Racism In The Workplace Lives On

We would all like to believe that racism in the workplace, though it still exists, is slowly going away. Those of us who have been in the workforce for quite a number of years can often look back to when racism in the workplace was more overt, or was not a problem, because minorities were simply not hired unless they appeared to be truly outstanding individuals.

A group picture of many organizations today might just as well have been taken at the United Nations. One will see a happy and smiling collection of black, white, yellow, and brown faces. The leader of the organization, though often white, is more and more apt to be a person of color. Fifty years ago, the same organization may have been mostly white, if not lily white, and any discrimination was apt to be in the area of social status or religion, not race.

Aversive Racism - We have made strides, but not as much as we tend to believe. Racism in the workplace still exists. It is perhaps not as strong as once was the case, but remains fairly strong nonetheless. Rather than slowly disappearing, racism in the workplace, and in other places as well, has undergone a mutation. We still have overt racism in many places and still practiced by many individuals, both white and colored. What we have much more of however is what is referred to as aversive racism.

A Spectrum Of Feelings - What is an aversive racist? The answer is not all that simple, as many of not most of us tend to be aversive racists to some degree. Aversive racism in the workplace is defined in shades of grey. Instead of a white person not liking a black person because that person is black, the white person is a little uncomfortable being around or associating with someone who is black because the person is "different". The black person may of course feel the same way towards the white person.

Averse Racism In Action - In one sense, aversive racism is a natural phenomenon as we tend to be less comfortable around those who are not just like us, and it doesn't necessarily have anything to do with race. That doesn't make aversive racism all right, but helps explain to some degree what is behind it. An aversive racist often consider themselves not to be racist at all. Their racist acts are carried out without thinking, and without intention to be harmful in any way. In the workplace, if two people, one black and one white, are candidates for promotion to a higher position in the organization, and one is head and shoulders above the other in terms of productivity and potential, that person will usually get the promotion. If the two are about equal, the white person will often get "the benefit of the doubt". Those giving the promotion may not be comfortable with having the "different" person in the new position, and may use all kinds of rationalization behind their choice, though never mentioning race. Those making the decision may even feel they've been very fair and objective, though the decision may well have been very subjective. That's aversive racism in action.
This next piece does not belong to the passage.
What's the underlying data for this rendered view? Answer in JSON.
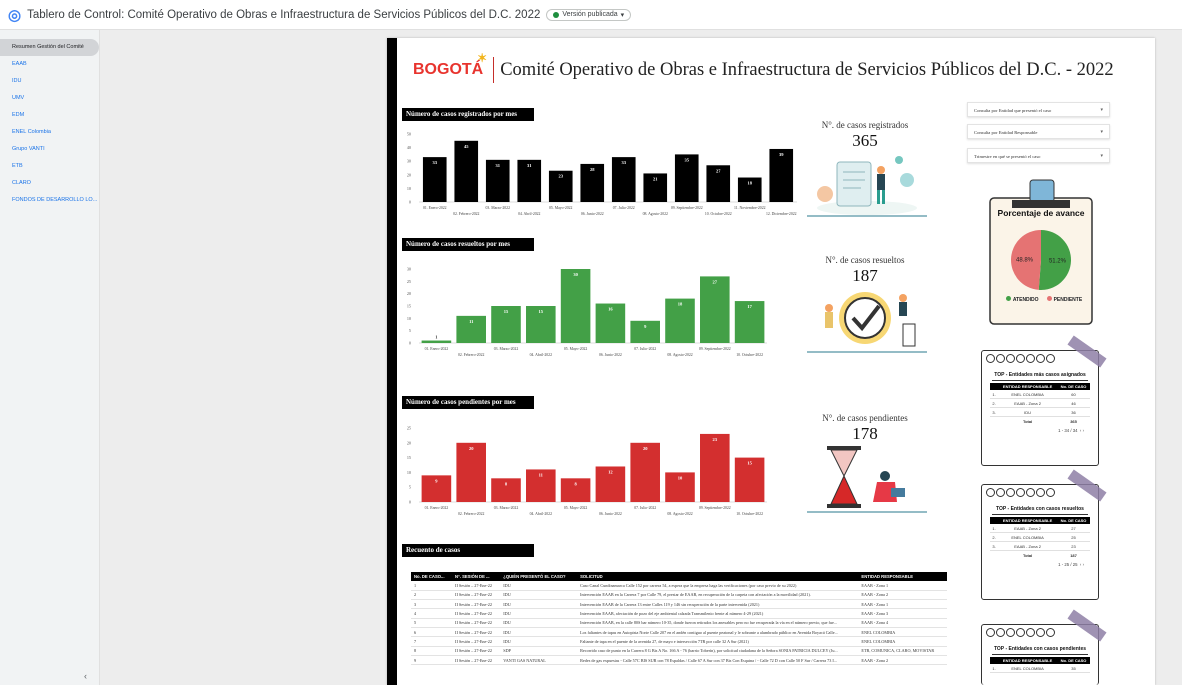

Where Are We Headed? - It can be difficult to predict just where racism in the workplace is heading, though it will probably be with us for a long time in one form or another. An influx of Asians into the workforce over the past 20 years has changed the dynamics, and in the United States we see more and more Hispanics in the professions and in the office workplace. One would think that as the workplace becomes more and more of a "melting pot", racism would tend to diminish. What probably will happen is that racism will undergo yet another mutation, and we have little insight as to what the eventual outcome or form of it will be. President Eisenhower, referring to civil rights issues said, "You can't legislate love". While overt racism can be legislated against, and rules for proper conduct in the workplace can be enforced, aversive racism in the workplaces is a different animal, one we don't yet fully understand how to deal with.